The TSC-project comprises a research group at FAU Erlangen-Nuremberg and is also affiliated with the Max Planck Institute for Comparative Public Law and International Law, Heidelberg. It is led by Anuscheh Farahat and funded by the German Research Foundation (DFG) through its Emmy-Noether-Programme.
Read more about the project and current activities at www.tsc-project.org
National legislative autonomy in socio-economic matters is increasingly limited by political and economic interdependencies between EU member states and regulation at the European level. This has become particularly salient during the Eurozone crisis, which began in 2008. The loss of national autonomy has given rise to political and legal conflicts over the disparate adjustment costs and burdens resulting from progressive integration and common political or economic projects. The core hypothesis of this project can be summarized as: The combination of limited political autonomy at the national level and increasingly executive decision-making on distributional regimes at the supranational level puts at risk the political inclusion of those groups who are negatively affected by those supranational decisions.
Destructive Potential of TSC

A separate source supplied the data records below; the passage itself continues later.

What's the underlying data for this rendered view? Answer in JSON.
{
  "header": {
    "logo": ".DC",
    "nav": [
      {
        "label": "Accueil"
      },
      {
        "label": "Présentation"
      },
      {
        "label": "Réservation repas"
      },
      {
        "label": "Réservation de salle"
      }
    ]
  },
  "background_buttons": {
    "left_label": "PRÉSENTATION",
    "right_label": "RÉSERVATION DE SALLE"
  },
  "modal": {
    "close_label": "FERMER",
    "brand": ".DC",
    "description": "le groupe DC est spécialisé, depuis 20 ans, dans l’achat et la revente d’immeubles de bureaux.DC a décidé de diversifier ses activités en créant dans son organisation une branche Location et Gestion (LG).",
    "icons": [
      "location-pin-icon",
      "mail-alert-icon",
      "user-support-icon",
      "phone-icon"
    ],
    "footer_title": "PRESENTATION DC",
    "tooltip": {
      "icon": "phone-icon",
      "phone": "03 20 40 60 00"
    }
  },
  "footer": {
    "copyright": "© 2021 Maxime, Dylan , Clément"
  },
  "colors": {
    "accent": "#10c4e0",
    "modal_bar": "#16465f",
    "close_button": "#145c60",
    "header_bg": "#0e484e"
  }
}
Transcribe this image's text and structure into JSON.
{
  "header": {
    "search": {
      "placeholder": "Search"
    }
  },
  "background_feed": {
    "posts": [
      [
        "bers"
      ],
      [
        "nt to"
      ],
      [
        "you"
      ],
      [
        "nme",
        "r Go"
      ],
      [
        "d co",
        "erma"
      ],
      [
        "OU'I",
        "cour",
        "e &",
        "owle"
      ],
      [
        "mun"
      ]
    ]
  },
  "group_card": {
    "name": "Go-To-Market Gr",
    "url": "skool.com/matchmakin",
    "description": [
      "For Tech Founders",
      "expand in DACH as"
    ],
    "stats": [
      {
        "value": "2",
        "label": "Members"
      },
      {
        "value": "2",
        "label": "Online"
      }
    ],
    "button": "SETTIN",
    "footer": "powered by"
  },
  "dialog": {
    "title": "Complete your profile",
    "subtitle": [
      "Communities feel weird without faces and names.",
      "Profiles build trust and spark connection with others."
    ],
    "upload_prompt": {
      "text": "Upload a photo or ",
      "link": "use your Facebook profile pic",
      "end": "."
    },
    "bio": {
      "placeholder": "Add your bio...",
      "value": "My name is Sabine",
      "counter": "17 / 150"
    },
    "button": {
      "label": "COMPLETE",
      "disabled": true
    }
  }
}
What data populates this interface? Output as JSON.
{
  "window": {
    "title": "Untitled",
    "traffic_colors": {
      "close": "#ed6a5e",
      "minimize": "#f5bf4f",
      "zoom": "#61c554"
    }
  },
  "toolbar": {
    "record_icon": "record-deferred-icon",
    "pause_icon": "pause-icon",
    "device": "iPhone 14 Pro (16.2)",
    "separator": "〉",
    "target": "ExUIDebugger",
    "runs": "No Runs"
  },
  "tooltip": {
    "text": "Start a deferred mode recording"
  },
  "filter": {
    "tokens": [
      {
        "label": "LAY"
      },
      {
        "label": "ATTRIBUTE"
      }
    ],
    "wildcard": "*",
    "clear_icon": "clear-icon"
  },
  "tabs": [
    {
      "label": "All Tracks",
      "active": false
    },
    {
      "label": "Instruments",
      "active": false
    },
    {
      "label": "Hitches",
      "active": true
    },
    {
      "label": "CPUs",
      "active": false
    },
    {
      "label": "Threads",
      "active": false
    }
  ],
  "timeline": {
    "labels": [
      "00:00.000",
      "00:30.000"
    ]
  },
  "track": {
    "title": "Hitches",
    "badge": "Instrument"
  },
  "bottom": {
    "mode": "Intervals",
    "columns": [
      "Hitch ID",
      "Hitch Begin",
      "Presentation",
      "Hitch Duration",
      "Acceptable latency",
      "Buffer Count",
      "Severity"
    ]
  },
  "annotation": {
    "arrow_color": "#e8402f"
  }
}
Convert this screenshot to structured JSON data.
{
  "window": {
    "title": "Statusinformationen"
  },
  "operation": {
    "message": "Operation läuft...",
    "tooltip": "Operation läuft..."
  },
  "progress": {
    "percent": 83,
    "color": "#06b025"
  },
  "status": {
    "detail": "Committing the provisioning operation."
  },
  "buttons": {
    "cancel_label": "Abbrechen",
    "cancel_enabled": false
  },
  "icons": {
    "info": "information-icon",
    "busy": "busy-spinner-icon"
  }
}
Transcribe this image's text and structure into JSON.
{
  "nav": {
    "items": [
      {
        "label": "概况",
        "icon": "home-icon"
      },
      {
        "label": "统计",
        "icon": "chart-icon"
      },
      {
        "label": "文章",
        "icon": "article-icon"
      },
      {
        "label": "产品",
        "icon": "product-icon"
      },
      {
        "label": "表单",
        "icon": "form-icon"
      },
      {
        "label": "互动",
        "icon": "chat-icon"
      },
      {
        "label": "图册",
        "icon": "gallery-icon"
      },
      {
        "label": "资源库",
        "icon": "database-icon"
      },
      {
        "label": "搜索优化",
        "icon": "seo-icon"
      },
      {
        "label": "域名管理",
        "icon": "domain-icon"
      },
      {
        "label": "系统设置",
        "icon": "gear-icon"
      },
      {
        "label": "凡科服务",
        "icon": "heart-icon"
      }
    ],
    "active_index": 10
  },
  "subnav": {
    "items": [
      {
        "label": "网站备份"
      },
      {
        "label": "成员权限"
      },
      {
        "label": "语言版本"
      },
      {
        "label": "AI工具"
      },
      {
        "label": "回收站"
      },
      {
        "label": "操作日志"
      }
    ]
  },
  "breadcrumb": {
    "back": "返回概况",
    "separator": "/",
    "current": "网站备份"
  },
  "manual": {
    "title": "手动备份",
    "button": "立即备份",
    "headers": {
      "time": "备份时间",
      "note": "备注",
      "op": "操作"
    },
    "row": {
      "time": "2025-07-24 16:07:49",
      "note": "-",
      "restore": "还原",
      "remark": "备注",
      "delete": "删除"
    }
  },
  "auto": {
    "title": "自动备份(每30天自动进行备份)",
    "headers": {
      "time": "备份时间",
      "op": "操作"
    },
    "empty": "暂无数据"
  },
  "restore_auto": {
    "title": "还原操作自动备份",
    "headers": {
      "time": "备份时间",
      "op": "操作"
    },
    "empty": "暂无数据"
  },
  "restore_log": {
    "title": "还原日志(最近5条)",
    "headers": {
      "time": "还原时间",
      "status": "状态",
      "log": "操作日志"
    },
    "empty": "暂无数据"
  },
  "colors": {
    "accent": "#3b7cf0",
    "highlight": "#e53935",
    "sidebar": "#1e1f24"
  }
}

The conflicts resulting from this constellation can be understood as transnational solidarity conflicts (TSC). During the almost ten years of economic and financial crisis in the EU, such conflicts have significantly intensified and become much more visible. Today, disputes about transnational solidarity in the EU are expressed as conflicts about political preferences in the EU. This has led to a politicization of the EU as whole. As significant political changes on the European level do not seem feasible, political action is increasingly directed against the EU itself. As a consequence, transnational solidarity conflicts bear the risk of jeopardizing the European integration project.
Relevance of appropriate mechanisms of conflict resolution
Conflict theory approaches remind us that social conflicts always have both a productive and a destructive potential. Articulating opposing views and interests is nothing to be avoided per se. Whether or not conflicts prove to be integrative largely depends on the availability of adequate and legitimate mechanisms of conflict resolution. Such mechanism need to be designed in a way that they channel destructive potential of conflicts and contribute to compromises. Conflict resolution may operate through political, social or legal mechanisms.
Constitutional and apex courts as authorities of conflict resolution
Despite their transnational nature and the increasing politicization of the field, however, solidarity conflicts in the EU are largely being dealt with by domestic constitutional and apex courts. Constitutional and apex courts thereby become crucial authorities of conflict resolution in the EU.
The TSC-project examines these research questions by analyzing the decisions of six constitutional and apex courts (hereafter: Constitutional courts) representing core debtor and creditor countries in transnational solidarity conflicts during the Eurozone crisis (Spain, Portugal, Greece, Ireland, Italy, Germany). In addition, it also takes into account relevant jurisprudence of the European Court of Justice (ECJ) and the European Court of Human Rights (ECtHR).
The project is composed of six sub-projects:
In cooperation with the Max Planck Institute for Comparative Public Law and International Law, the TSC-project coordinates an interdisciplinary working group on Structural Changes of Conflict Resolution in Europe led by Anuscheh Farahat and Christoph Krenn.
Team members: Marius Hildebrand
Principal Investigator: Anuscheh Farahat